Okay, now that is a tendency to say this person, he's a bad receiver, even though he wasn't. The next thing happens is the quarterback does throw me this ball. It is not toward the end of the game. In fact, if I catch this, the odds are we're going to win this game. It was snowing. The lights were on. It was almost like a blizzard. This ball. I'm wide open, and here comes the pass to me, and I just complained to the quarterback, "Stop throwing it to the receiver. He's not a good receiver. He's going to drop it. Throw me the ball." He does, and it comes, and I drop it.
Chris Grace: The lights, the snow were in my eyes. All these things, so I came back to the huddle. Do you think I said, "I'm a bad receiver." "The lights were in my eyes. You didn't even throw a spiral. The snow was hitting me." I was lovely. Right? My own outcome or the things that happen to me are because of external things. Right? External situational events. The lights. His, when it happens to him, it's because of internal causes. I think that's the bias we have. We have to really understand and recognize we do that.
Tim Muehlhoff: I have a friend who's a psychologist, and he says, "In sessions with couples, I never let a person say, 'I'm sorry' just by itself." He said, "Who knows what that 'I'm sorry' is." I'm sorry you don't have a sense of humor. I'm sorry you're so wound up. I'm sorry you, he said, "It always has to be, 'I'm sorry. It was wrong for this." Boy, that's a good exercise with friends. There are times you just blow it. It's you. I could try to think of an out, and think of externals I could blame it on. Man, there's something really healthy about a friendship when a person, another friend just says, "Man, I blew it. I'm sorry. I should have been there. I wasn't. I blew it." Yeah.

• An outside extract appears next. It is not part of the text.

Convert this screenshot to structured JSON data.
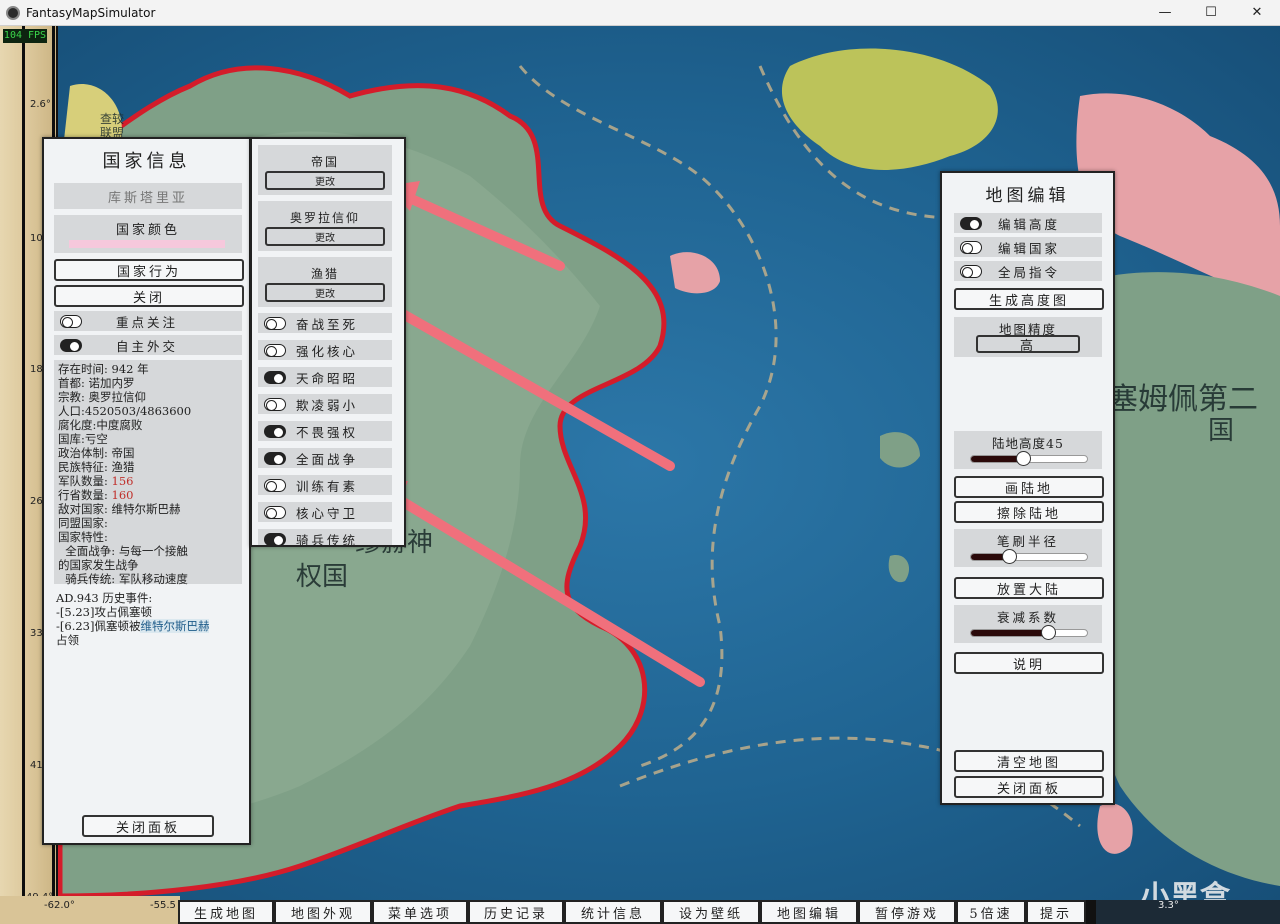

Chris Grace: That's good. Well, Tim, this has been just a valuable kind of topic. I think we need to keep talking. There is a number of questions that people send in on friendships. Let's keep doing that. Let's answer some even more, but as of right now, let's take a break and come back again talk about this.
Tim Muehlhoff: We'll put it up again. This is a great topic.
Chris Grace: Well, come to the cmr.biola.edu if you want more material we have out there. We have not only blogs, we have videos. We have some great material for you. Go check us out on that, and then we look forward to visiting with you again.
Tim Muehlhoff: That's right. I have a new column, Hair Tips: How to Make your Cranium Shine. Just check it out. It's new for the CMR.
Chris Grace: That is going to be an amazing best seller, I can tell you that.
Tim Muehlhoff: It's pretty short. It's a quick read.
Chris Grace: Well, take care and good visiting with you.
Christopher Grace serves as the director of the Biola University Center for Marriage and Relationships and teaches psychology at Rosemead School of Psychology. He and his wife, Alisa, speak regularly to married couples, churches, singles and college students on the topic of relationships, dating and marriage. Grace earned his M.S. and Ph.D. in experimental social psychology from Colorado State University.
Tim Muehlhoff is a professor of communication at Biola University and author of several books, including I Beg to Differ and Marriage Forecasting. His most recent publication, Defending Your Marriage, speaks to spiritual warfare in marriage and how to equip yourself to defend your relationship. For the past 18 years, he and his wife, Noreen, have been frequent speakers at FamilyLife marriage conferences. Muehlhoff regularly writes and speaks for the Biola University Center for Marriage and Relationships. Follow Dr. Muehlhoff on Twitter.